Frank H. Cicerale
March 1, 2008
Photos By: Peter S. Linney
Model: Lux Kassidy

"My-my-my stapler."

It's one of the many lines from the '99 movie Office Space, uttered by Milton to the inconsiderate Bill Lumbergh, that has become ingrained in movie-goers' brains. The cult classic revolves around a group of unhappy workers and how they try to cheat their boss and their company.

While Carlos Garcia's '99 Mustang GT wasn't beat upon quite as badly as the copy machine that saw the barrel of a baseball bat in the movie, the car was worked over to become what he envisioned it would be while sitting in his own office space.

Powering this Mustang is a fortified Two-Valve modular mill. The 4.6 powerplant has seen a host of improvements, namely some killer bottom-end components, a set of Patriot heads, a few more cubic inches, and forced induction.

"My desk at work had a window just to the right of my laptop," Carlos explains about how he got interested in the Mustang scene. "I like to start my day early, so usually I was at my desk before my boss, Bruce, pulled in. His parking space was directly in front of my window, and after listening to the deep sound of his Mustang GT pull up every day, I told him I'd be interested in buying the car if he ever wanted to sell it."

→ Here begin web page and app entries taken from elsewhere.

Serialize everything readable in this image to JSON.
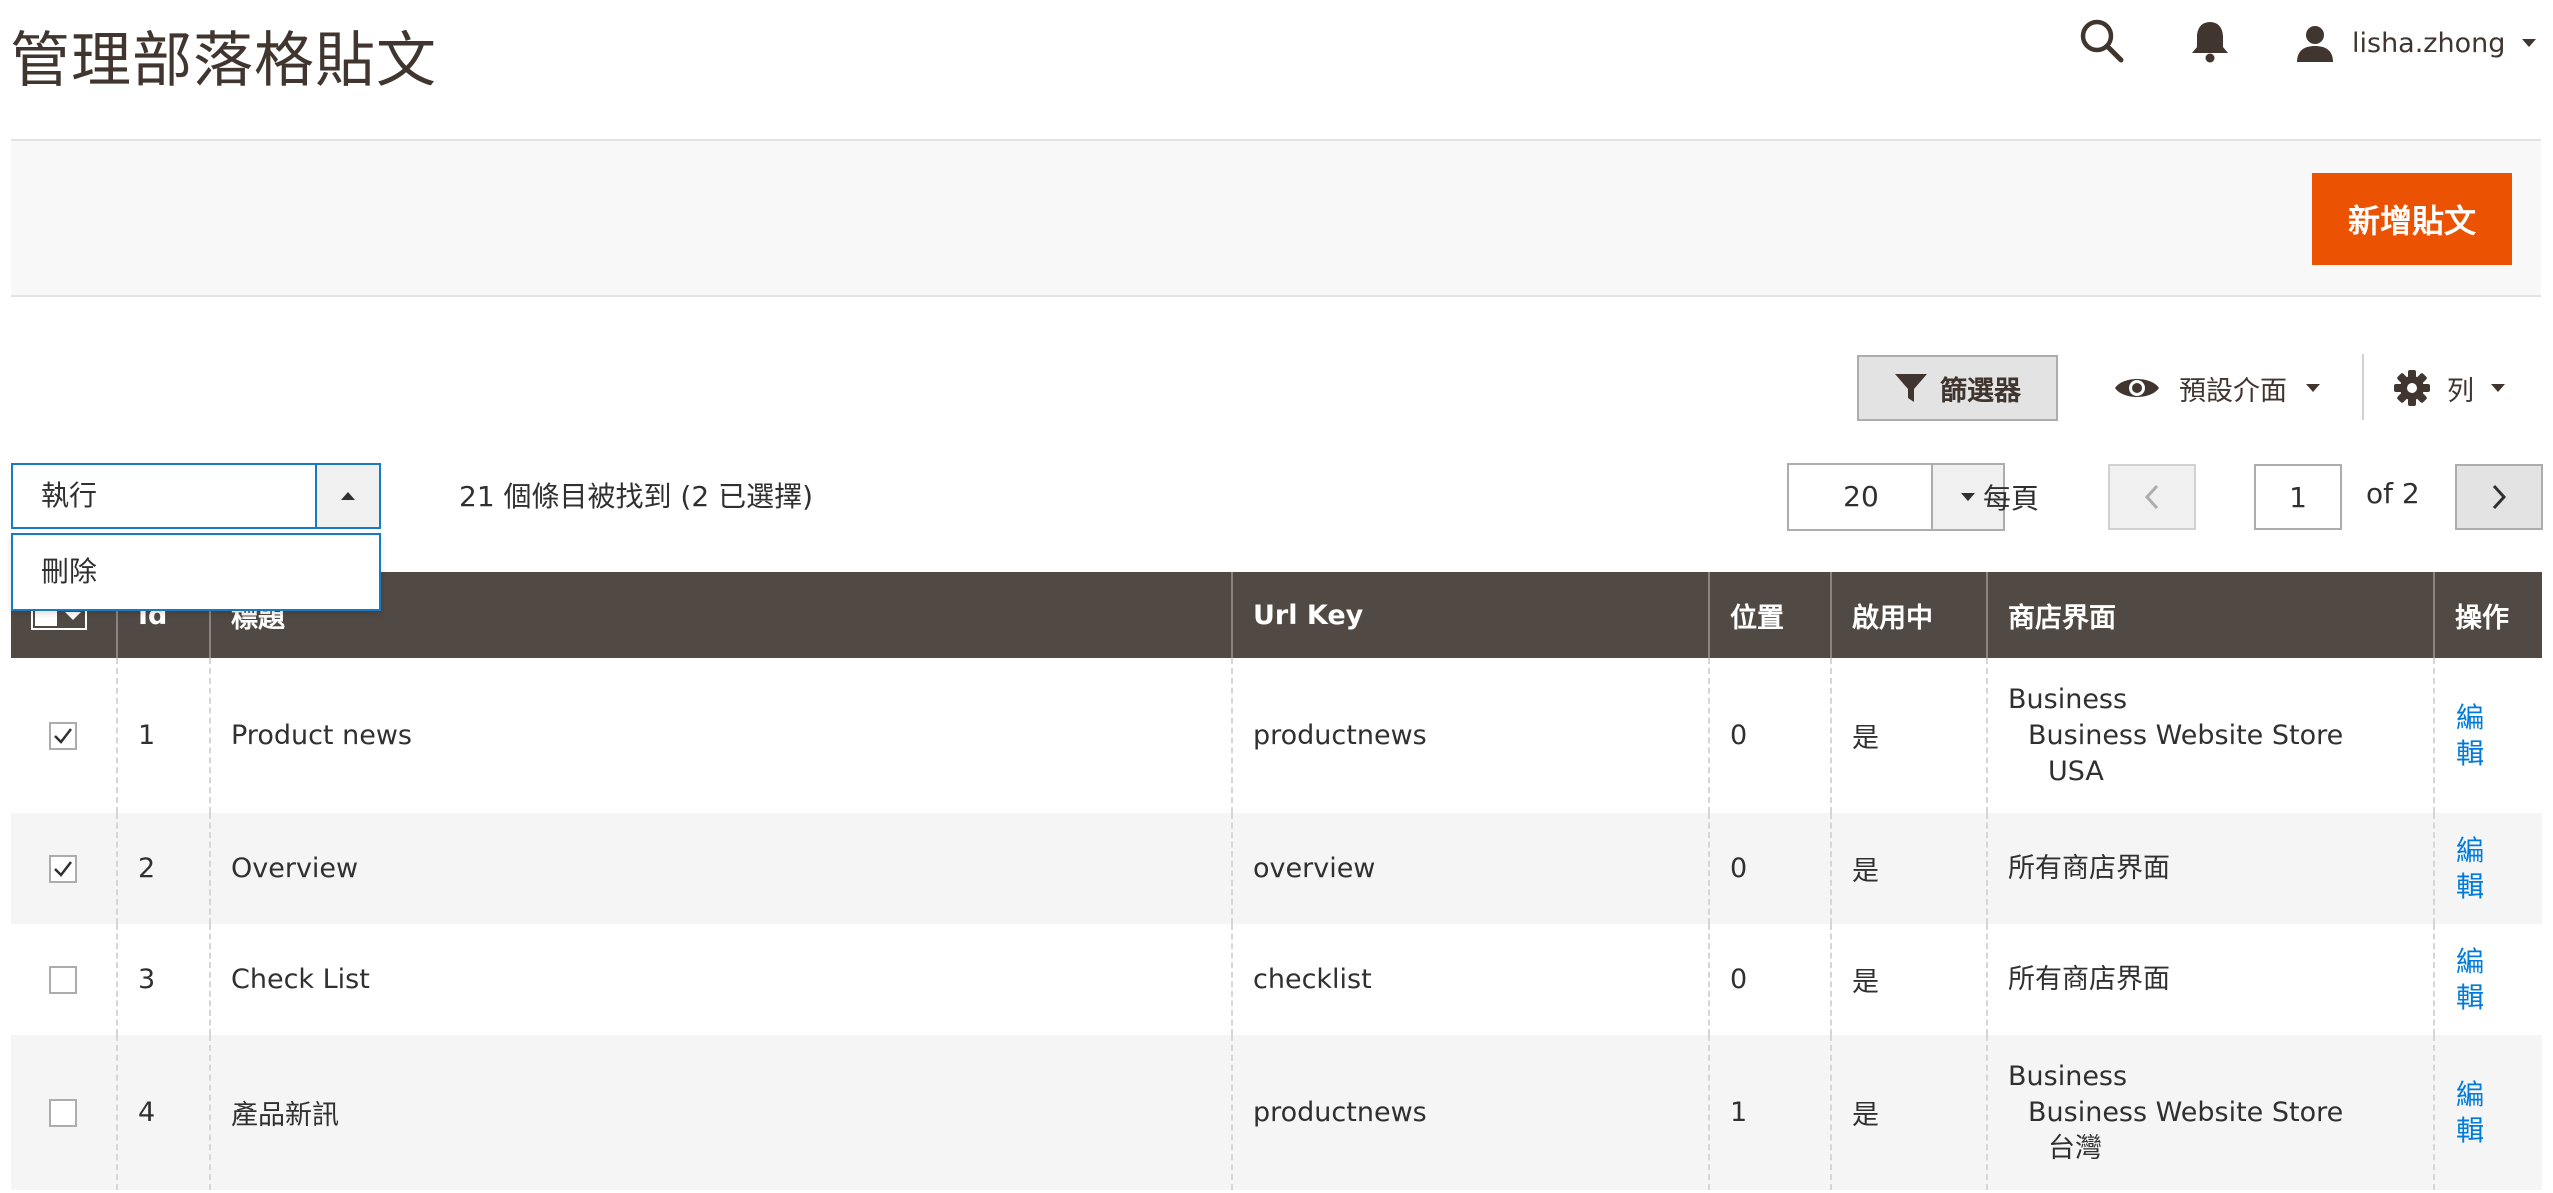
{
  "header": {
    "title": "管理部落格貼文",
    "user": "lisha.zhong"
  },
  "page_actions": {
    "add_post": "新增貼文"
  },
  "toolbar": {
    "filters": "篩選器",
    "view": "預設介面",
    "columns": "列"
  },
  "mass_actions": {
    "label": "執行",
    "options": [
      "刪除"
    ]
  },
  "records_found": "21 個條目被找到 (2 已選擇)",
  "pager": {
    "per_page": "20",
    "per_page_label": "每頁",
    "current_page": "1",
    "total_pages": "of 2"
  },
  "grid": {
    "columns": [
      "Id",
      "標題",
      "Url Key",
      "位置",
      "啟用中",
      "商店界面",
      "操作"
    ],
    "rows": [
      {
        "checked": true,
        "id": "1",
        "title": "Product news",
        "url_key": "productnews",
        "position": "0",
        "enabled": "是",
        "store_lines": [
          "Business",
          "Business Website Store",
          "USA"
        ],
        "action_lines": [
          "編",
          "輯"
        ]
      },
      {
        "checked": true,
        "id": "2",
        "title": "Overview",
        "url_key": "overview",
        "position": "0",
        "enabled": "是",
        "store_lines": [
          "所有商店界面"
        ],
        "action_lines": [
          "編",
          "輯"
        ]
      },
      {
        "checked": false,
        "id": "3",
        "title": "Check List",
        "url_key": "checklist",
        "position": "0",
        "enabled": "是",
        "store_lines": [
          "所有商店界面"
        ],
        "action_lines": [
          "編",
          "輯"
        ]
      },
      {
        "checked": false,
        "id": "4",
        "title": "產品新訊",
        "url_key": "productnews",
        "position": "1",
        "enabled": "是",
        "store_lines": [
          "Business",
          "Business Website Store",
          "台灣"
        ],
        "action_lines": [
          "編",
          "輯"
        ]
      }
    ]
  },
  "colors": {
    "accent": "#eb5202",
    "header_bg": "#514943",
    "link": "#007bdb",
    "active_border": "#1979c3"
  }
}
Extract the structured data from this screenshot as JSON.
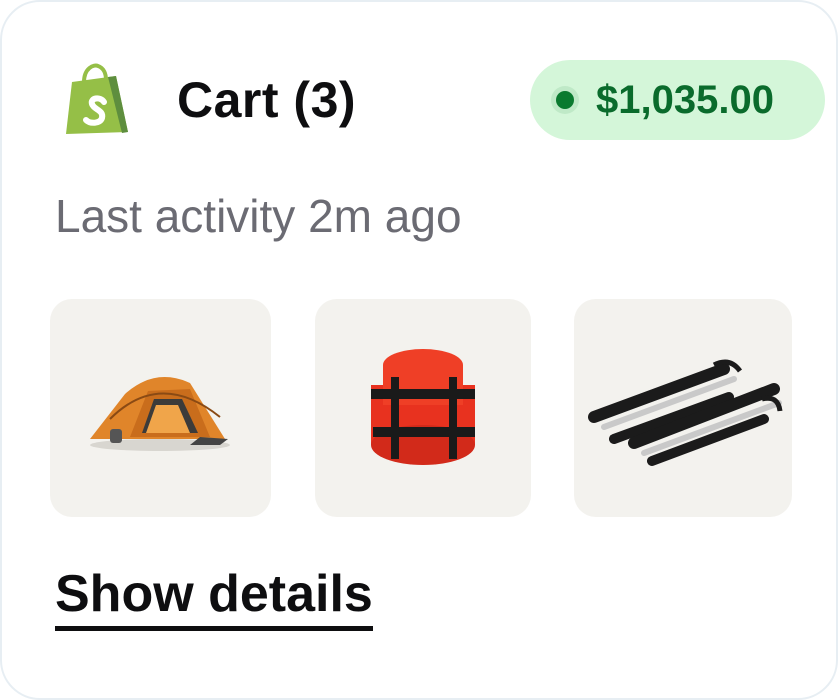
{
  "header": {
    "logo_icon": "shopify-bag-icon",
    "title": "Cart (3)",
    "total": "$1,035.00",
    "total_color": "#0a6b2c",
    "badge_bg": "#d4f6d9"
  },
  "activity": "Last activity 2m ago",
  "items": [
    {
      "icon": "tent-icon",
      "name": "Tent"
    },
    {
      "icon": "sleeping-bag-icon",
      "name": "Sleeping bag"
    },
    {
      "icon": "trekking-poles-icon",
      "name": "Trekking poles"
    }
  ],
  "link": {
    "label": "Show details"
  }
}
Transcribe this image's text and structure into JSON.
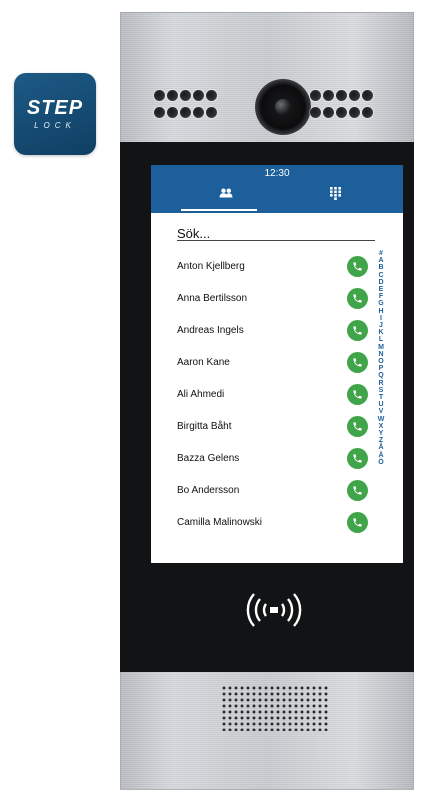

Carlos got the chance when Bruce called from a Ford dealership, offering the car for sale. You see, Bruce had just ordered a brand-new '04 Cobra and didn't need his lowly GT anymore. Carlos was more than happy to take ownership of the SN-95 and began to think about just how he wanted his ride to be when he was done with it.

"Once you start driving a Mustang, it doesn't take long before the high-performance bug kicks in," Carlos says. "I wanted to have the nicest, best performing, and fastest Mustang in town."

Carlos' Mustang gets its 500-rwhp kick from the 14 pounds of boost supplied by the Paxton Novi 2000 blower.

With the gauntlet laid down, Carlos embarked on projecting his vision onto his Pony. He enlisted the help of G&S Mustang Performance (Riverside, California) to rebuild the stock 4.6 Two-Valve in preparation for some serious grunt. Each cylinder was bored 0.020 inch over, and the stock bottom-end components were set aside in favor of an '04 Cobra crank, CCR 4340 H-beam rods, and a set of Mahle 16cc pistons. The rotating assembly was balanced, then carefully placed in the block. The bottom end was buttoned up with the installation of a Canton oil pan. The whole thing was then turned over, and final assembly of the oversized modular powerplant began to take shape. A set of Patriot heads were put on top of the cylinders. Underneath the Ford Racing Performance Parts valve covers lie a set of Comp Cams Stage II camshafts, while sitting between the heads is a Professional Products Power-Plus polished intake manifold that had some work done to it by GTR High Performance in Rancho Cucamonga, California.

TSW Thruxton five-spoke rims are found on all four corners. Shod in Toyo hoops, the front wheels spec out to 19x8½ inches, while the rears check in at a slightly larger 19x9½ inches.

With the bottom-end components fortified, Carlos had Paxton ship out one of its Novi 2000 centrifugal blowers. Combined with a MAC cold-air kit and mass air meter, the blower stuffs in the needed outside ambiance at 14 pounds of boost to create a thundering 500 rwhp. All of that horsepower wouldn't be made without the right supply of fuel, though. That aspect of the build was handled by the installation of a pair of Cobra fuel pumps, along with a Kenne Bell Boost-A-Pump and a set of 60-pound injectors. The spent mixture of air and fuel is evacuated through a pair of BBK ceramic-coated shorty headers and a full-on Borla exhaust.

A Tremec TKO 500 backs the potent Two-Valve mod motor. Squashed between the aluminum flywheel, and the tranny is a Centerforce 26-spline clutch assembly. Shifting chores are made easier by a Pro-Shifter short-throw knob. An aluminum driveshaft links the trans to the 8.8-inch rear, which now showcases a set of 3.73 gears.